Task objective – Copy the entries character for character.

Available data –
-----
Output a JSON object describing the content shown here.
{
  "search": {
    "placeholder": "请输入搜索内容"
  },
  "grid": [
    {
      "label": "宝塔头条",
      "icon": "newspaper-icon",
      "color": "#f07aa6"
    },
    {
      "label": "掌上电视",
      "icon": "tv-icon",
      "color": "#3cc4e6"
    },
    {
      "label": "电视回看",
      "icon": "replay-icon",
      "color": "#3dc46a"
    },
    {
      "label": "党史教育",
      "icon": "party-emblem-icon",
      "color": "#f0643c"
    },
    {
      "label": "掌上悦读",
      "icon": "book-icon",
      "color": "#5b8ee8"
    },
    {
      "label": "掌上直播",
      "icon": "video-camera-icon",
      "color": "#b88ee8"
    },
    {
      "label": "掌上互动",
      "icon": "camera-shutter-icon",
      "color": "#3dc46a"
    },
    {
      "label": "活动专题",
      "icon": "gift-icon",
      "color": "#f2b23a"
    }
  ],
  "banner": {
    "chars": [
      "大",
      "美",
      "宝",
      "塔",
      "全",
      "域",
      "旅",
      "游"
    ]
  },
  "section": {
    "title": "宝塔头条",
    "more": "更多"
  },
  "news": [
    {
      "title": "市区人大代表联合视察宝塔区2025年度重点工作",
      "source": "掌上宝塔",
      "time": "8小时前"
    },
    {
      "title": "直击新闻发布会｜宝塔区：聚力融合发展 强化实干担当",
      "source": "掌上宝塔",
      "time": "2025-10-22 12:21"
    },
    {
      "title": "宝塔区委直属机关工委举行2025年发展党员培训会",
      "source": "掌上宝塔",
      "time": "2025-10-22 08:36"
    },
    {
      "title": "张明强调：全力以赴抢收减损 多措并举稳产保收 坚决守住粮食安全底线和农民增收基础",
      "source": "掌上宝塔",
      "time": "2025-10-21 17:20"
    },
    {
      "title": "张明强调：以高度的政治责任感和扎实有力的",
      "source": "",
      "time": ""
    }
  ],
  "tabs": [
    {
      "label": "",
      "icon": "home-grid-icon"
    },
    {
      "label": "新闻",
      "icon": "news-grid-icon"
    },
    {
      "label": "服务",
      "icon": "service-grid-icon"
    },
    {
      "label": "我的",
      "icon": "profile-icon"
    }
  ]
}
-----
Result for this exercise –
Output a JSON object describing the content shown here.
{
  "search": {
    "placeholder": "请输入搜索内容"
  },
  "grid": [
    {
      "label": "宝塔头条",
      "icon": "newspaper-icon",
      "color": "#f07aa6"
    },
    {
      "label": "掌上电视",
      "icon": "tv-icon",
      "color": "#3cc4e6"
    },
    {
      "label": "电视回看",
      "icon": "replay-icon",
      "color": "#3dc46a"
    },
    {
      "label": "党史教育",
      "icon": "party-emblem-icon",
      "color": "#f0643c"
    },
    {
      "label": "掌上悦读",
      "icon": "book-icon",
      "color": "#5b8ee8"
    },
    {
      "label": "掌上直播",
      "icon": "video-camera-icon",
      "color": "#b88ee8"
    },
    {
      "label": "掌上互动",
      "icon": "camera-shutter-icon",
      "color": "#3dc46a"
    },
    {
      "label": "活动专题",
      "icon": "gift-icon",
      "color": "#f2b23a"
    }
  ],
  "banner": {
    "chars": [
      "大",
      "美",
      "宝",
      "塔",
      "全",
      "域",
      "旅",
      "游"
    ]
  },
  "section": {
    "title": "宝塔头条",
    "more": "更多"
  },
  "news": [
    {
      "title": "市区人大代表联合视察宝塔区2025年度重点工作",
      "source": "掌上宝塔",
      "time": "8小时前"
    },
    {
      "title": "直击新闻发布会｜宝塔区：聚力融合发展 强化实干担当",
      "source": "掌上宝塔",
      "time": "2025-10-22 12:21"
    },
    {
      "title": "宝塔区委直属机关工委举行2025年发展党员培训会",
      "source": "掌上宝塔",
      "time": "2025-10-22 08:36"
    },
    {
      "title": "张明强调：全力以赴抢收减损 多措并举稳产保收 坚决守住粮食安全底线和农民增收基础",
      "source": "掌上宝塔",
      "time": "2025-10-21 17:20"
    },
    {
      "title": "张明强调：以高度的政治责任感和扎实有力的",
      "source": "",
      "time": ""
    }
  ],
  "tabs": [
    {
      "label": "",
      "icon": "home-grid-icon"
    },
    {
      "label": "新闻",
      "icon": "news-grid-icon"
    },
    {
      "label": "服务",
      "icon": "service-grid-icon"
    },
    {
      "label": "我的",
      "icon": "profile-icon"
    }
  ]
}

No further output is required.